5 Business Strategies to Maintain Your Competitive Advantage

Congratulations! You have launched and/or scaled your business, which is an accomplishment in itself. Yet the work is far from over. Competition is a common phenomenon in business just as survival is in the wild. You will experience many road blocks on a daily basis. To keep a clear direction, focus on these 5 business strategies to maintain your competitive advantage: Refine your target market We all have heard that people do business with people they know, like and trust. Yet to grow your business, you have to attract, convert and close new customers that do not know you and have no reason to trust you. “Anyone interested in my services” is too general of a statement. By targeting a specific audience, you are not excluding people, rather focusing your resources and energies at a higher level to attract a market that is more likely to buy from you than any others. Understand the 80-20 rule When looking at your competitive advantage, you inevitably compare your products and performance to those of your competitors. Yet spinning your wheels searching for all the ways that you are “better” will not advance you very far. Your distinction is not defined by your competitors but by your best customers. These 20% vital few are the customers for whom you made a difference, for whom you were the only answer. Find who they are and learn from them who you really are. Don’t race to the bottom To grow their market share, small businesses often sacrifice their revenues by undervaluing their products/services to reach a wider audience. Such tactic requires patience and a...

Selling Your Small Business? 3 Tips for Making the Deal you Want

There are hundreds of thousands of small businesses available for purchase yet 80% won’t sell. Many businesses are overpriced, the asking price is solely based upon the owner’s desire to make x amount of dollars. How do you ensure a successful sale and the best return on what is likely your most valuable financial asset? These critical decisions are among those for which owners are least prepared since they may be confronted only once in a lifetime. Owners may have decades of experience at managing their business but little to no experience with the complex process surrounding their exit.  Every business owner leaves their business, either by death, sale, closing or succession. Which way do you want to leave? Here are 3 tips to increase your shareholder value and close the deal:   Timing: Early planning is essential Although every business will be faced by the owner’s exit, very few small business have a liquidity or transition plan in place. Caught in the day-to-day management, they fail to recognize it is already time to think about their exit. As a result, they react to a life event, aging, illness, etc., and do not harvest the fruits of their life labor through a proactive strategy. A sufficient time-frame, generally between three to seven years, will dramatically increase your leverage and consequently your return.   Value drivers: Objectively assess your business A small business owner’s life is often so intricately intertwined with the business that it makes it very difficult for them to objectively and effectively assess the value of the business. A professional third-party assessment will identify the business’ value...
5 Biggest Obstacles Impeding Your Small Business Revenues

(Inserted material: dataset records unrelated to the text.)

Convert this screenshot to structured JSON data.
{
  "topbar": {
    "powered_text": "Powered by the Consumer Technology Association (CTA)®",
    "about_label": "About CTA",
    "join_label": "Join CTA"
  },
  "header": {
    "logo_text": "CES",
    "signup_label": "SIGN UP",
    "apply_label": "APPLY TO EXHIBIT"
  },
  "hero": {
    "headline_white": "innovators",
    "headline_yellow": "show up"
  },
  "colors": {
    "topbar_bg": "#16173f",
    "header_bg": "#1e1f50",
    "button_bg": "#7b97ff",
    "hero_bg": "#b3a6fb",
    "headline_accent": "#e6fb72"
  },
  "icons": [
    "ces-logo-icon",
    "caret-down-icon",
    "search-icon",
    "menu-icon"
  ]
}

5 Biggest Obstacles Impeding Your Small Business Revenues

Congratulations! You have launched your business, which is an accomplishment in itself. Yet the work is far from over. As an entrepreneur, you are constantly engaged in building your business and increasing your revenues. You will encounter many road blocks. Here are the 5 biggest obstacles impeding your small business income: 1. Acquiring new customers We all have heard that people do business with people they know, like and trust. Yet to grow your business, you have to attract, convert and close new customers that do not know you and have no reason to trust you. “Anyone interested in my services” is too general of a statement. By targeting a specific audience, you are not excluding people, rather focusing your resources and energies at a higher level to attract a market that is more likely to buy from you than any others. 2. Honing in on your competitive edge When looking at your competitive advantage, you inevitably compare your products and performance to those of your competitors. Yet spinning your wheels searching for all the ways that you are “better” will not advance you very far. Your distinction is not defined by your competitors but by your best customers. These are the customers for whom you made a difference, for whom you were the only answer. Learn from them. 3. Undervaluing your product/service To grow their market share, small businesses often sacrifice their revenues by undervaluing their products/services to reach a wider audience. Such tactic requires patience and a lot of capital for no guaranteed success. A more sustainable route to build your business is to create more value...